There are eight worlds in The Door at the End of the World. Did you plan out each world before you started writing or did they come to you as you wrote?
I’m normally a meticulous planner, but nothing much about The Door at the End of the World was planned—especially not the other worlds! I was racing to get a draft down on paper, and I didn’t even have time to put together my usual outline; I had to sit down each morning in front of a blank page knowing very little about what would happen next. But that mix of excitement and sheer terror made the writing process a lot of fun.
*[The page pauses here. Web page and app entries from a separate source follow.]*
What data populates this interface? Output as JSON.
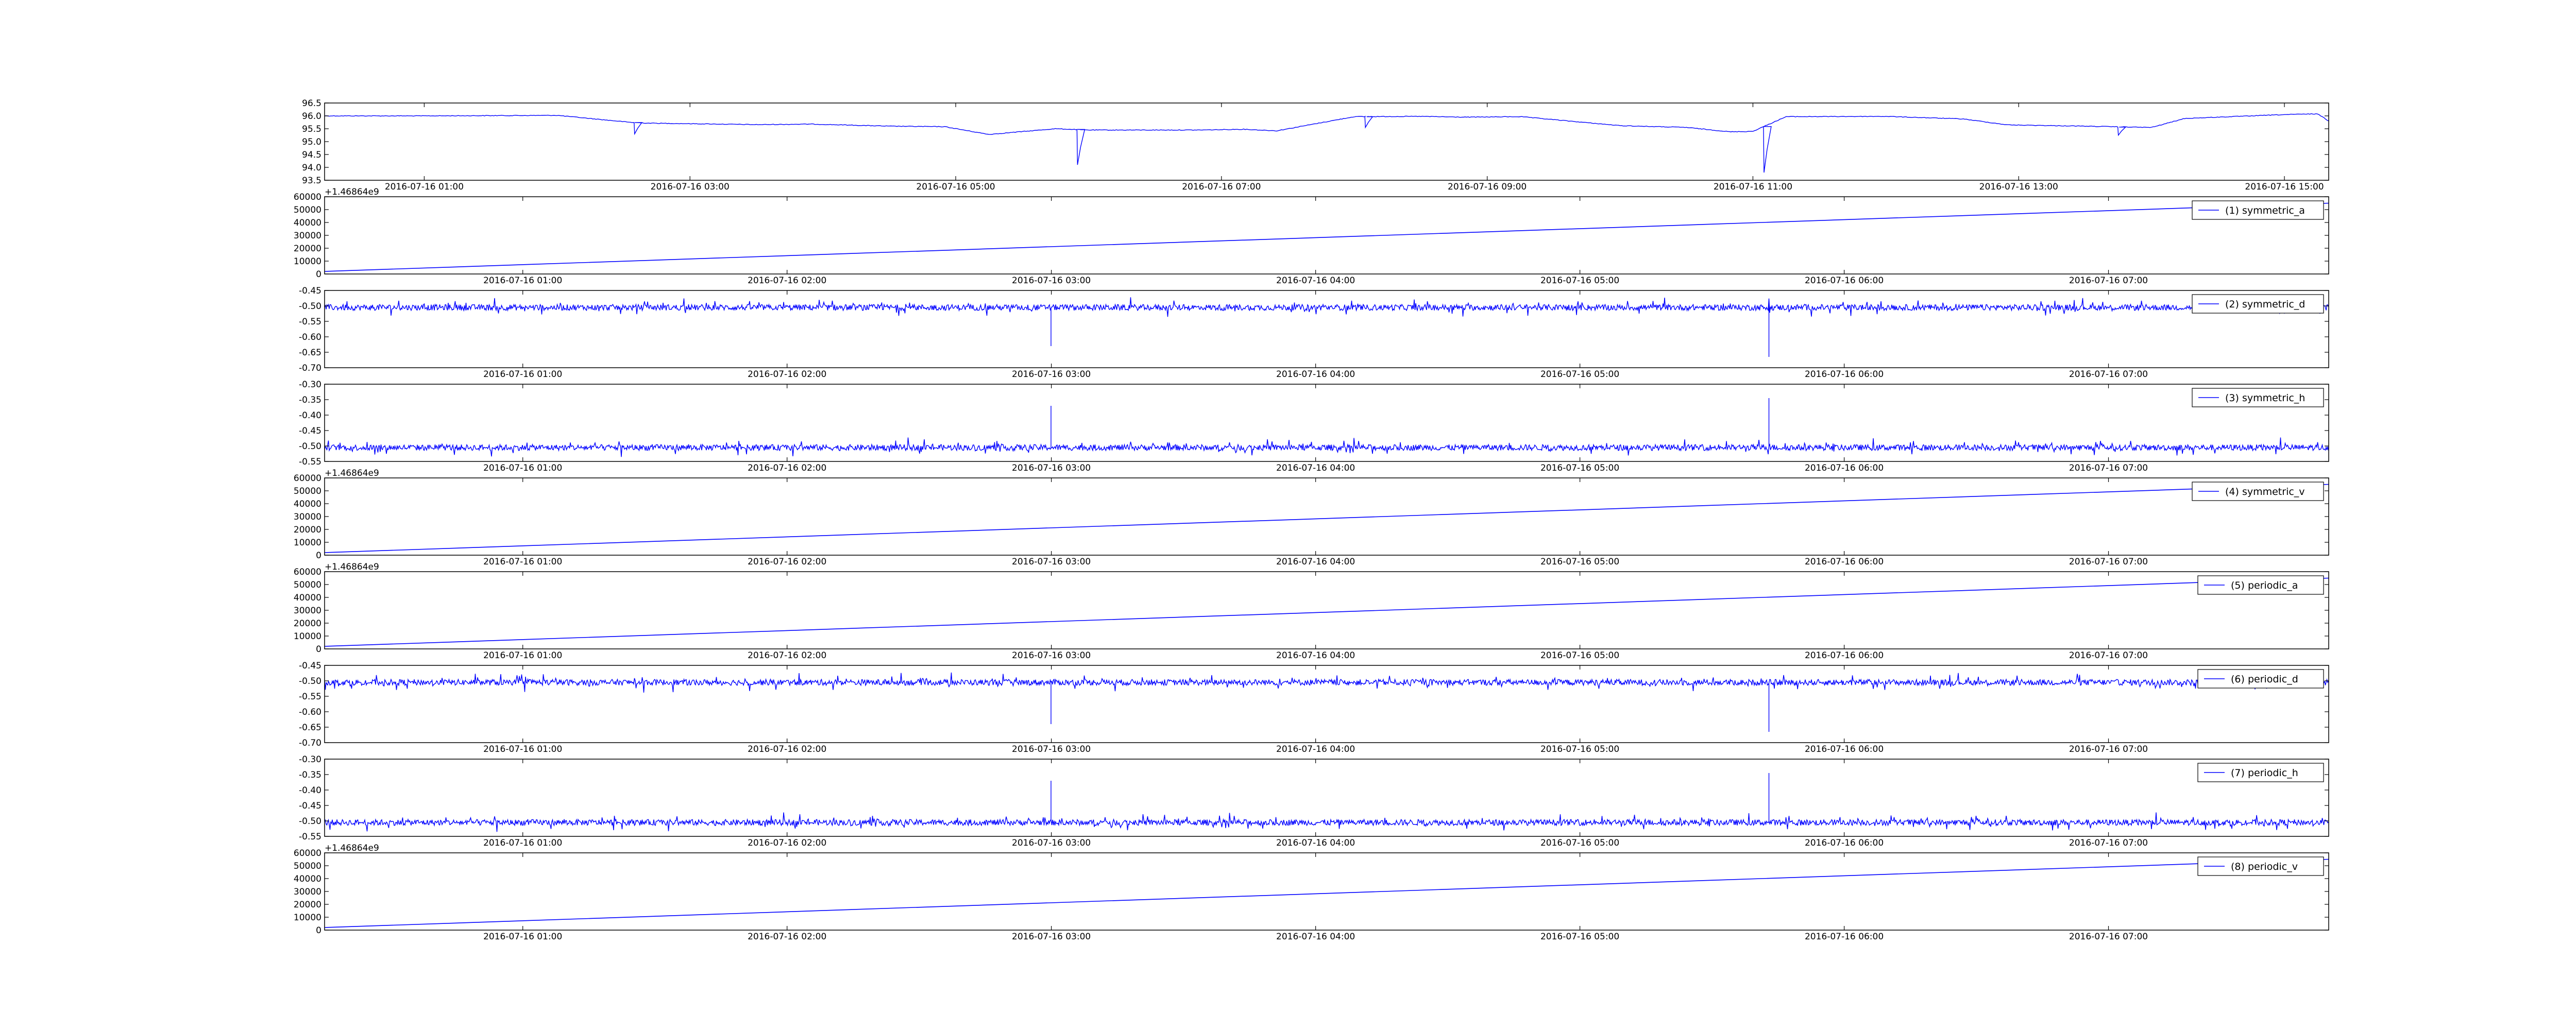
{
  "figure": {
    "background": "#ffffff",
    "line_color": "#0000ff"
  },
  "chart_data": [
    {
      "type": "line",
      "title": "",
      "xlabel": "",
      "ylabel": "",
      "ylim": [
        93.5,
        96.5
      ],
      "yticks": [
        "93.5",
        "94.0",
        "94.5",
        "95.0",
        "95.5",
        "96.0",
        "96.5"
      ],
      "xlim": [
        "2016-07-16 00:15",
        "2016-07-16 15:20"
      ],
      "xticks": [
        "2016-07-16 01:00",
        "2016-07-16 03:00",
        "2016-07-16 05:00",
        "2016-07-16 07:00",
        "2016-07-16 09:00",
        "2016-07-16 11:00",
        "2016-07-16 13:00",
        "2016-07-16 15:00"
      ],
      "offset_text": "",
      "legend": "",
      "legend_position": "",
      "series": [
        {
          "x": [
            "2016-07-16 00:15",
            "2016-07-16 01:00",
            "2016-07-16 02:00",
            "2016-07-16 02:33",
            "2016-07-16 02:40",
            "2016-07-16 03:30",
            "2016-07-16 03:55",
            "2016-07-16 04:30",
            "2016-07-16 04:55",
            "2016-07-16 05:15",
            "2016-07-16 05:45",
            "2016-07-16 06:00",
            "2016-07-16 06:50",
            "2016-07-16 07:10",
            "2016-07-16 07:25",
            "2016-07-16 08:00",
            "2016-07-16 08:30",
            "2016-07-16 08:50",
            "2016-07-16 09:15",
            "2016-07-16 10:00",
            "2016-07-16 10:30",
            "2016-07-16 10:50",
            "2016-07-16 11:00",
            "2016-07-16 11:15",
            "2016-07-16 12:00",
            "2016-07-16 12:35",
            "2016-07-16 12:55",
            "2016-07-16 13:30",
            "2016-07-16 14:00",
            "2016-07-16 14:15",
            "2016-07-16 15:00",
            "2016-07-16 15:15",
            "2016-07-16 15:20"
          ],
          "y": [
            96.0,
            96.0,
            96.02,
            95.75,
            95.72,
            95.66,
            95.68,
            95.6,
            95.58,
            95.28,
            95.5,
            95.45,
            95.45,
            95.48,
            95.42,
            95.97,
            95.98,
            95.95,
            95.97,
            95.62,
            95.55,
            95.38,
            95.4,
            95.97,
            95.98,
            95.88,
            95.65,
            95.6,
            95.55,
            95.9,
            96.05,
            96.08,
            95.8
          ],
          "spikes": [
            {
              "x": "2016-07-16 02:35",
              "y": 95.3
            },
            {
              "x": "2016-07-16 05:55",
              "y": 94.1
            },
            {
              "x": "2016-07-16 08:05",
              "y": 95.55
            },
            {
              "x": "2016-07-16 11:05",
              "y": 93.8
            },
            {
              "x": "2016-07-16 13:45",
              "y": 95.25
            }
          ]
        }
      ]
    },
    {
      "type": "line",
      "ylim": [
        0,
        60000
      ],
      "yticks": [
        "0",
        "10000",
        "20000",
        "30000",
        "40000",
        "50000",
        "60000"
      ],
      "xlim": [
        "2016-07-16 00:15",
        "2016-07-16 07:50"
      ],
      "xticks": [
        "2016-07-16 01:00",
        "2016-07-16 02:00",
        "2016-07-16 03:00",
        "2016-07-16 04:00",
        "2016-07-16 05:00",
        "2016-07-16 06:00",
        "2016-07-16 07:00"
      ],
      "offset_text": "+1.46864e9",
      "legend": "(1) symmetric_a",
      "legend_position": "top-right",
      "series": [
        {
          "name": "(1) symmetric_a",
          "x": [
            "2016-07-16 00:15",
            "2016-07-16 07:50"
          ],
          "y": [
            2000,
            55000
          ]
        }
      ]
    },
    {
      "type": "line",
      "ylim": [
        -0.7,
        -0.45
      ],
      "yticks": [
        "-0.70",
        "-0.65",
        "-0.60",
        "-0.55",
        "-0.50",
        "-0.45"
      ],
      "xlim": [
        "2016-07-16 00:15",
        "2016-07-16 07:50"
      ],
      "xticks": [
        "2016-07-16 01:00",
        "2016-07-16 02:00",
        "2016-07-16 03:00",
        "2016-07-16 04:00",
        "2016-07-16 05:00",
        "2016-07-16 06:00",
        "2016-07-16 07:00"
      ],
      "offset_text": "",
      "legend": "(2) symmetric_d",
      "legend_position": "top-right",
      "series": [
        {
          "name": "(2) symmetric_d",
          "baseline": -0.505,
          "noise": 0.012,
          "spikes": [
            {
              "x": "2016-07-16 03:00",
              "y": -0.63
            },
            {
              "x": "2016-07-16 05:43",
              "y": -0.665
            }
          ]
        }
      ]
    },
    {
      "type": "line",
      "ylim": [
        -0.55,
        -0.3
      ],
      "yticks": [
        "-0.55",
        "-0.50",
        "-0.45",
        "-0.40",
        "-0.35",
        "-0.30"
      ],
      "xlim": [
        "2016-07-16 00:15",
        "2016-07-16 07:50"
      ],
      "xticks": [
        "2016-07-16 01:00",
        "2016-07-16 02:00",
        "2016-07-16 03:00",
        "2016-07-16 04:00",
        "2016-07-16 05:00",
        "2016-07-16 06:00",
        "2016-07-16 07:00"
      ],
      "offset_text": "",
      "legend": "(3) symmetric_h",
      "legend_position": "top-right",
      "series": [
        {
          "name": "(3) symmetric_h",
          "baseline": -0.505,
          "noise": 0.012,
          "spikes": [
            {
              "x": "2016-07-16 03:00",
              "y": -0.37
            },
            {
              "x": "2016-07-16 05:43",
              "y": -0.345
            }
          ]
        }
      ]
    },
    {
      "type": "line",
      "ylim": [
        0,
        60000
      ],
      "yticks": [
        "0",
        "10000",
        "20000",
        "30000",
        "40000",
        "50000",
        "60000"
      ],
      "xlim": [
        "2016-07-16 00:15",
        "2016-07-16 07:50"
      ],
      "xticks": [
        "2016-07-16 01:00",
        "2016-07-16 02:00",
        "2016-07-16 03:00",
        "2016-07-16 04:00",
        "2016-07-16 05:00",
        "2016-07-16 06:00",
        "2016-07-16 07:00"
      ],
      "offset_text": "+1.46864e9",
      "legend": "(4) symmetric_v",
      "legend_position": "top-right",
      "series": [
        {
          "name": "(4) symmetric_v",
          "x": [
            "2016-07-16 00:15",
            "2016-07-16 07:50"
          ],
          "y": [
            2000,
            55000
          ]
        }
      ]
    },
    {
      "type": "line",
      "ylim": [
        0,
        60000
      ],
      "yticks": [
        "0",
        "10000",
        "20000",
        "30000",
        "40000",
        "50000",
        "60000"
      ],
      "xlim": [
        "2016-07-16 00:15",
        "2016-07-16 07:50"
      ],
      "xticks": [
        "2016-07-16 01:00",
        "2016-07-16 02:00",
        "2016-07-16 03:00",
        "2016-07-16 04:00",
        "2016-07-16 05:00",
        "2016-07-16 06:00",
        "2016-07-16 07:00"
      ],
      "offset_text": "+1.46864e9",
      "legend": "(5) periodic_a",
      "legend_position": "top-right",
      "series": [
        {
          "name": "(5) periodic_a",
          "x": [
            "2016-07-16 00:15",
            "2016-07-16 07:50"
          ],
          "y": [
            2000,
            55000
          ]
        }
      ]
    },
    {
      "type": "line",
      "ylim": [
        -0.7,
        -0.45
      ],
      "yticks": [
        "-0.70",
        "-0.65",
        "-0.60",
        "-0.55",
        "-0.50",
        "-0.45"
      ],
      "xlim": [
        "2016-07-16 00:15",
        "2016-07-16 07:50"
      ],
      "xticks": [
        "2016-07-16 01:00",
        "2016-07-16 02:00",
        "2016-07-16 03:00",
        "2016-07-16 04:00",
        "2016-07-16 05:00",
        "2016-07-16 06:00",
        "2016-07-16 07:00"
      ],
      "offset_text": "",
      "legend": "(6) periodic_d",
      "legend_position": "top-right",
      "series": [
        {
          "name": "(6) periodic_d",
          "baseline": -0.505,
          "noise": 0.012,
          "spikes": [
            {
              "x": "2016-07-16 03:00",
              "y": -0.64
            },
            {
              "x": "2016-07-16 05:43",
              "y": -0.665
            }
          ]
        }
      ]
    },
    {
      "type": "line",
      "ylim": [
        -0.55,
        -0.3
      ],
      "yticks": [
        "-0.55",
        "-0.50",
        "-0.45",
        "-0.40",
        "-0.35",
        "-0.30"
      ],
      "xlim": [
        "2016-07-16 00:15",
        "2016-07-16 07:50"
      ],
      "xticks": [
        "2016-07-16 01:00",
        "2016-07-16 02:00",
        "2016-07-16 03:00",
        "2016-07-16 04:00",
        "2016-07-16 05:00",
        "2016-07-16 06:00",
        "2016-07-16 07:00"
      ],
      "offset_text": "",
      "legend": "(7) periodic_h",
      "legend_position": "top-right",
      "series": [
        {
          "name": "(7) periodic_h",
          "baseline": -0.505,
          "noise": 0.012,
          "spikes": [
            {
              "x": "2016-07-16 03:00",
              "y": -0.37
            },
            {
              "x": "2016-07-16 05:43",
              "y": -0.345
            }
          ]
        }
      ]
    },
    {
      "type": "line",
      "ylim": [
        0,
        60000
      ],
      "yticks": [
        "0",
        "10000",
        "20000",
        "30000",
        "40000",
        "50000",
        "60000"
      ],
      "xlim": [
        "2016-07-16 00:15",
        "2016-07-16 07:50"
      ],
      "xticks": [
        "2016-07-16 01:00",
        "2016-07-16 02:00",
        "2016-07-16 03:00",
        "2016-07-16 04:00",
        "2016-07-16 05:00",
        "2016-07-16 06:00",
        "2016-07-16 07:00"
      ],
      "offset_text": "+1.46864e9",
      "legend": "(8) periodic_v",
      "legend_position": "top-right",
      "series": [
        {
          "name": "(8) periodic_v",
          "x": [
            "2016-07-16 00:15",
            "2016-07-16 07:50"
          ],
          "y": [
            2000,
            55000
          ]
        }
      ]
    }
  ]
}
When I first came up with the idea for the book, I didn’t actually intend to send the characters on a journey through lots of different worlds. (At one point there were twelve worlds, but I had to whittle the number down to keep it more manageable.) Creating one imaginary world for the story seemed like a lot of work as it was, and I wasn’t sure I would be able to pull off building seven more. But I realized pretty quickly that you can’t write a book about other worlds without actually sending your characters to explore those worlds for themselves! So I decided to take a bit of a worldbuilding shortcut by giving each world a particular characteristic it was famous for: its advanced technology, for example, or its maritime culture, or its vast number of cows. My characters do visit all eight worlds, but they only spend a lot of time in four of them—and one of those four is our own. It’s the first time any book of mine has been set even partially in the real world. Actually, I found that part of the book really tricky to write. When I’m writing about places I make up from scratch, I don’t have to worry about real-world inconveniences like the distance from New Zealand to Colorado, or how a group of otherworld travelers would be able to make it past TSA security screening at the airport.